TO DO -> Your answer must be an exact copy of every record below.

(Dataset records)
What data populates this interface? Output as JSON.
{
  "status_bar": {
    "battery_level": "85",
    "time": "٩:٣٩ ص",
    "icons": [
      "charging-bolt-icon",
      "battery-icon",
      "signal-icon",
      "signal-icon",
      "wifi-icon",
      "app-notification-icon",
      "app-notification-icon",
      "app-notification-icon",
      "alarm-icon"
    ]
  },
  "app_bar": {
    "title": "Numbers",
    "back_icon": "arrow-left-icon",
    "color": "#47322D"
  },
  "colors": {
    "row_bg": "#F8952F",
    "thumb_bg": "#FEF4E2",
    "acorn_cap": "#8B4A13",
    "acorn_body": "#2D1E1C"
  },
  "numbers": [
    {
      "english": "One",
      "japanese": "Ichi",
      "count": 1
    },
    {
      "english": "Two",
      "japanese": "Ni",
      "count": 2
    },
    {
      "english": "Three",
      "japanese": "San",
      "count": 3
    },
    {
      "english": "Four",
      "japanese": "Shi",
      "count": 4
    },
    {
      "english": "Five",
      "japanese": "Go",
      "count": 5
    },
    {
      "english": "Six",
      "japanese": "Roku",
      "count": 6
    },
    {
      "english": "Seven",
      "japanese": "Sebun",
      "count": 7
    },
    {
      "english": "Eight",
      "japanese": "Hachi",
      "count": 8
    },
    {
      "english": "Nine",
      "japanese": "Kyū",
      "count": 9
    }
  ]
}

SOLUTION TO THIS PROBLEM ->
What data populates this interface? Output as JSON.
{
  "status_bar": {
    "battery_level": "85",
    "time": "٩:٣٩ ص",
    "icons": [
      "charging-bolt-icon",
      "battery-icon",
      "signal-icon",
      "signal-icon",
      "wifi-icon",
      "app-notification-icon",
      "app-notification-icon",
      "app-notification-icon",
      "alarm-icon"
    ]
  },
  "app_bar": {
    "title": "Numbers",
    "back_icon": "arrow-left-icon",
    "color": "#47322D"
  },
  "colors": {
    "row_bg": "#F8952F",
    "thumb_bg": "#FEF4E2",
    "acorn_cap": "#8B4A13",
    "acorn_body": "#2D1E1C"
  },
  "numbers": [
    {
      "english": "One",
      "japanese": "Ichi",
      "count": 1
    },
    {
      "english": "Two",
      "japanese": "Ni",
      "count": 2
    },
    {
      "english": "Three",
      "japanese": "San",
      "count": 3
    },
    {
      "english": "Four",
      "japanese": "Shi",
      "count": 4
    },
    {
      "english": "Five",
      "japanese": "Go",
      "count": 5
    },
    {
      "english": "Six",
      "japanese": "Roku",
      "count": 6
    },
    {
      "english": "Seven",
      "japanese": "Sebun",
      "count": 7
    },
    {
      "english": "Eight",
      "japanese": "Hachi",
      "count": 8
    },
    {
      "english": "Nine",
      "japanese": "Kyū",
      "count": 9
    }
  ]
}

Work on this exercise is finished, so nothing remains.